- Exercise instructions -
When a line of the entries contains the word "JSON", report that line.

- Data in this exercise -
####################
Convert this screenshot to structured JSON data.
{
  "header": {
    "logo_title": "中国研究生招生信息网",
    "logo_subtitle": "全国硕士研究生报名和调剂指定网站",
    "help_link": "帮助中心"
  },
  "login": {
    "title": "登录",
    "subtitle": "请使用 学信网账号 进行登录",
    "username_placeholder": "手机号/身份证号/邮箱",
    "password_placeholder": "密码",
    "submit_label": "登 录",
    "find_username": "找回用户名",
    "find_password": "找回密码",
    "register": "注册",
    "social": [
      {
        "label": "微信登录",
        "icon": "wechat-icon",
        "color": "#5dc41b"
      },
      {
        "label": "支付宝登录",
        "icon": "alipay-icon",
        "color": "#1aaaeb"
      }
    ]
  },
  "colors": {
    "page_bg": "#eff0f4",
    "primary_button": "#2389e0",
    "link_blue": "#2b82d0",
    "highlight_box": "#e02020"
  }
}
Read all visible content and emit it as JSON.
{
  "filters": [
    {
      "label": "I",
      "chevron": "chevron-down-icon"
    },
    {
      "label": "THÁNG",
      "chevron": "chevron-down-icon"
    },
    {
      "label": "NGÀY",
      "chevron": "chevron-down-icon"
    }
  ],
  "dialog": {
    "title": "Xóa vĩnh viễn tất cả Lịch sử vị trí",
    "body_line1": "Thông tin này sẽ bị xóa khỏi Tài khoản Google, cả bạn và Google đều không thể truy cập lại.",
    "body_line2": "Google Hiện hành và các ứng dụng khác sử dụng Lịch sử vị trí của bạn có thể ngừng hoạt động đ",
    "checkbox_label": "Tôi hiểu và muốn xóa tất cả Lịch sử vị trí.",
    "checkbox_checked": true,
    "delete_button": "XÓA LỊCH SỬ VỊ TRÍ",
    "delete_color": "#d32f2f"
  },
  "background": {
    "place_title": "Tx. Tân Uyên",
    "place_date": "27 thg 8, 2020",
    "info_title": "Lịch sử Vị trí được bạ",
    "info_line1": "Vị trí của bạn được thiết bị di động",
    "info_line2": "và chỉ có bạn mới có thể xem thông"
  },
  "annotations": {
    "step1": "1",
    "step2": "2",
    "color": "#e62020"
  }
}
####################
- Completed task -
Convert this screenshot to structured JSON data.
Read all visible content and emit it as JSON.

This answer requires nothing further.